In writing advice, Lincoln Michel advises removing “trite physicality” in your writing, (which I call “aimless stage direction“), and in honor of NaNoWriMo, Vanessa Zoltan advises you to not just write a novel, but write a bad one.
I came across this article too late to read it this morning, but am absolutely saving it for the weekend: A Brief History of Shipwrecks in Literature.
What do you do if you’ve achieved your dreams early in life, and where do you turn?
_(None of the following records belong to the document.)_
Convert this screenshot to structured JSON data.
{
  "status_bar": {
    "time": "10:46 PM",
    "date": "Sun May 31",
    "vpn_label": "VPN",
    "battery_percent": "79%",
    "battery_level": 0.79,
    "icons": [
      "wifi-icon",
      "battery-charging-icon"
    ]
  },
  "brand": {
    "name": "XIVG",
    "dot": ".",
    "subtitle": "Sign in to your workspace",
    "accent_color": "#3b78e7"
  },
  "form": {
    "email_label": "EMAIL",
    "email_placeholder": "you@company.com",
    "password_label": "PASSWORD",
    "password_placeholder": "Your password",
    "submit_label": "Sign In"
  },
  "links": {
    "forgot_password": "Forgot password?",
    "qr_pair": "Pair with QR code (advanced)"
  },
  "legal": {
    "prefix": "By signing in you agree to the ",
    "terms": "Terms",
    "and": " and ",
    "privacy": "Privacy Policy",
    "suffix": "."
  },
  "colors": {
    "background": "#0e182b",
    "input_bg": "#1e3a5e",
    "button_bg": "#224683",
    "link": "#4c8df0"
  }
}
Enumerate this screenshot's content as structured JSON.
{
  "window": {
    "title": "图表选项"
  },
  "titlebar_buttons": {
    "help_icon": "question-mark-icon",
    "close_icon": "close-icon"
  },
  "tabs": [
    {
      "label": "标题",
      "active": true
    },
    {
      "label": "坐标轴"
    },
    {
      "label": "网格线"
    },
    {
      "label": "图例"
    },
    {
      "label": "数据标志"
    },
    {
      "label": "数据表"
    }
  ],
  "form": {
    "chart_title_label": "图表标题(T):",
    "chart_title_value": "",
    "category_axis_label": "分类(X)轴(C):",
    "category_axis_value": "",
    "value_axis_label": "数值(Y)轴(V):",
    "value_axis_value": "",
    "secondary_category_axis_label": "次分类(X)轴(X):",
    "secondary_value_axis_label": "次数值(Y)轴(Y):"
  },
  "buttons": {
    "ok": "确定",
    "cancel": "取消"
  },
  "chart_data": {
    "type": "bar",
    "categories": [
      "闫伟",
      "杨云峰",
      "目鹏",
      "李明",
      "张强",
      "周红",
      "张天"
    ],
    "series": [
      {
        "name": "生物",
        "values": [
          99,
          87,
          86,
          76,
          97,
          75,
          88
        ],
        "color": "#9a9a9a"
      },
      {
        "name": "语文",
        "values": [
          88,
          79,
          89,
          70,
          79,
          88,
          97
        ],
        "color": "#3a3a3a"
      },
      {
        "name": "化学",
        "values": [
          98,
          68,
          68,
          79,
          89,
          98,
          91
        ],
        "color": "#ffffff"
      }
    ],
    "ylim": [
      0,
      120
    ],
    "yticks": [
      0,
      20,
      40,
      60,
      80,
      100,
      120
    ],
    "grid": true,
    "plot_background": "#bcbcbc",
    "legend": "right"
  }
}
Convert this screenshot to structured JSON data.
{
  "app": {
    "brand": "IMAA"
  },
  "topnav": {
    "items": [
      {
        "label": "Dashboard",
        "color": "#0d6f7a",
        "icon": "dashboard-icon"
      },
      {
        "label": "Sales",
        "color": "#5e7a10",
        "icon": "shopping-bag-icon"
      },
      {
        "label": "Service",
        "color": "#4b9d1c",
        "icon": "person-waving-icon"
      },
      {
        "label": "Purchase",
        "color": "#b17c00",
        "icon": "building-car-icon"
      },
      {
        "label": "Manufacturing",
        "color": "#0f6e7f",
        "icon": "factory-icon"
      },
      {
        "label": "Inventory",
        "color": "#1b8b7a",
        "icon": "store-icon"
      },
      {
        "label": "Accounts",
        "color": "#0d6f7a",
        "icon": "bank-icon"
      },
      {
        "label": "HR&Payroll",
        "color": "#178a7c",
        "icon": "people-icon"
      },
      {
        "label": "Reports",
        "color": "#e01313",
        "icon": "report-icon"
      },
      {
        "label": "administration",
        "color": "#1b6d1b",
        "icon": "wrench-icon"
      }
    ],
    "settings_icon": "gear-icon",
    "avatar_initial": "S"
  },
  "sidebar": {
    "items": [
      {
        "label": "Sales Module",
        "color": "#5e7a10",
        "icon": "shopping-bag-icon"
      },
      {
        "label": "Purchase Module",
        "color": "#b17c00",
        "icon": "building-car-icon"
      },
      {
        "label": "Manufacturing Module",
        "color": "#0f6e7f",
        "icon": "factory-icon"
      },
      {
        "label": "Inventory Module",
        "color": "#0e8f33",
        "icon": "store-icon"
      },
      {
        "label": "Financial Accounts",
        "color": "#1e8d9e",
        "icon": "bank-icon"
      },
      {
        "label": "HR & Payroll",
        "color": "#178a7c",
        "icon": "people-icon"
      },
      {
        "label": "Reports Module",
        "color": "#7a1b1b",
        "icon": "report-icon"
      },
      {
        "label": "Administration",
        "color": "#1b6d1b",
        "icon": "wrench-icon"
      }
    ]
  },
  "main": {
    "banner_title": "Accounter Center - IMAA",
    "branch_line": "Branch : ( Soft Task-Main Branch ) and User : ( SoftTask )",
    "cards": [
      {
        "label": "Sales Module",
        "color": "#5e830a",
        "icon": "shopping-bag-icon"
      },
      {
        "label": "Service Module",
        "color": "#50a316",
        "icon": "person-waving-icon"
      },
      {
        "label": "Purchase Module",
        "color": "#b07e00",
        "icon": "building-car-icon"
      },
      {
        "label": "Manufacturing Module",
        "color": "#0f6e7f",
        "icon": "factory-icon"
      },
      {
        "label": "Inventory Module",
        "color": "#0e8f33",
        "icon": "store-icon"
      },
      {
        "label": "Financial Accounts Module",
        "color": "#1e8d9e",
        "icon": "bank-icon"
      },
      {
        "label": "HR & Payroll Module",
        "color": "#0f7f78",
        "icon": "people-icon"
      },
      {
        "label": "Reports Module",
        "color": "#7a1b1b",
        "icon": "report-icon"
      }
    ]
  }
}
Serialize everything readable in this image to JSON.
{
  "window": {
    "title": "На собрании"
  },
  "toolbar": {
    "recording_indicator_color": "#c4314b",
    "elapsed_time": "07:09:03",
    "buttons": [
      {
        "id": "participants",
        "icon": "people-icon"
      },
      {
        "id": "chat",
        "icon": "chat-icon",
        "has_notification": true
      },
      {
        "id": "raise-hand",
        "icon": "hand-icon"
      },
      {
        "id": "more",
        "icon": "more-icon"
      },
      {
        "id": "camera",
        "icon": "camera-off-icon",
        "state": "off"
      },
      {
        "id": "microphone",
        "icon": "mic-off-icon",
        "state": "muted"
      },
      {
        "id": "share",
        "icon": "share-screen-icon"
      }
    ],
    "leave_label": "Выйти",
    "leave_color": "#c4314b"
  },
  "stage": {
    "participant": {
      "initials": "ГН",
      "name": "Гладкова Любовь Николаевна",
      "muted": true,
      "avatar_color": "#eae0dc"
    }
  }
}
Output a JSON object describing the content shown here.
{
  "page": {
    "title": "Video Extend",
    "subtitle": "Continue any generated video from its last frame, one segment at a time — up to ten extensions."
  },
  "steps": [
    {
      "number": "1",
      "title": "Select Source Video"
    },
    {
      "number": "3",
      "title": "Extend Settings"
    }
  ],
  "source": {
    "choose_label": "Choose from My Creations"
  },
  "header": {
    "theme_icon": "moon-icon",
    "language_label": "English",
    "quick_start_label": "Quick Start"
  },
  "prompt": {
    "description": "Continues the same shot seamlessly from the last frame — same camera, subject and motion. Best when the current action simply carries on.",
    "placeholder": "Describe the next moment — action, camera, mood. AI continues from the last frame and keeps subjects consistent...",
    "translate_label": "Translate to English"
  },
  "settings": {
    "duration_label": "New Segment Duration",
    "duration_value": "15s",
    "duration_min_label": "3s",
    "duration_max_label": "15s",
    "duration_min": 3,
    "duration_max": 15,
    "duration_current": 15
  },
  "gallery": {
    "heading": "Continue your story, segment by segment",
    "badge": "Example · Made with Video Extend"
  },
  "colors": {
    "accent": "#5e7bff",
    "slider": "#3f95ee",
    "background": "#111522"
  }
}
Veronica Roth was a mega-bestseller at 22 with Divergent, and she has an awesome post about calibrating goals that you will probably find helpful no matter the success you’ve achieved.
This week in bestsellers
Here are the top five NY Times bestsellers in a few key categories. (All links are affiliate links):
Adult print and e-book fiction:
- It Starts With Us by Colleen Hoover
- Going Rogue by Janet Evanovich
- It Ends With Us by Colleen Hoover
- Triple Cross by James Patterson
- The Boys From Biloxi by John Grisham
Adult print and e-book nonfiction:
- Friends, Lovers, and the Big Terrible Thing by Matthew Perry
- Surrender by Bono
- The Philosophy of the Modern Song by Bob Dylan
- I’m Glad My Mom Died by Jennette McCurdy
- Cinema Speculation by Quentin Tarantino
Young adult hardcover:
- Long Live the Pumpkin King by Shea Ernshaw
- The First to Die at the End by Adam Silvera
- The Luminaries by Susan Dennard
- One of Us is Lying by Karen M. McManus
- The Ones We Burn by Rebecca Mix
Middle grade hardcover:
- The Hocus Pocus Spell Book by Eric Geron
- Warriors: A Starless Clan: Sky by Erin Hunter
- Wonder by R.J. Palacio
- Odder by Katherine Patterson
- The Complete Cookbook for Young Chefs by America’s Test Kitchen Kids
This week on the blog
In case you missed them, here are this week’s posts:
Don’t forget that you can nominate your first page and query for a free critique on the blog:
And keep up with the discussion in all the places!
And finally, the human body is really the stuff of science fiction, and I really enjoyed this really well-written article about how metabolism works. If, like me, you’ve forgotten a lot of you learned in high school biology (sorry, Mr. Richards!), it’s a really fun read.
Have a great weekend!
Need help with your book? I’m available for manuscript edits, query critiques, and coaching!
For my best advice, check out my online classes (NEW!), my guide to writing a novel and my guide to publishing a book.
And if you like this post: subscribe to my newsletter!
Photo: The Huntington Library, San Marino, CA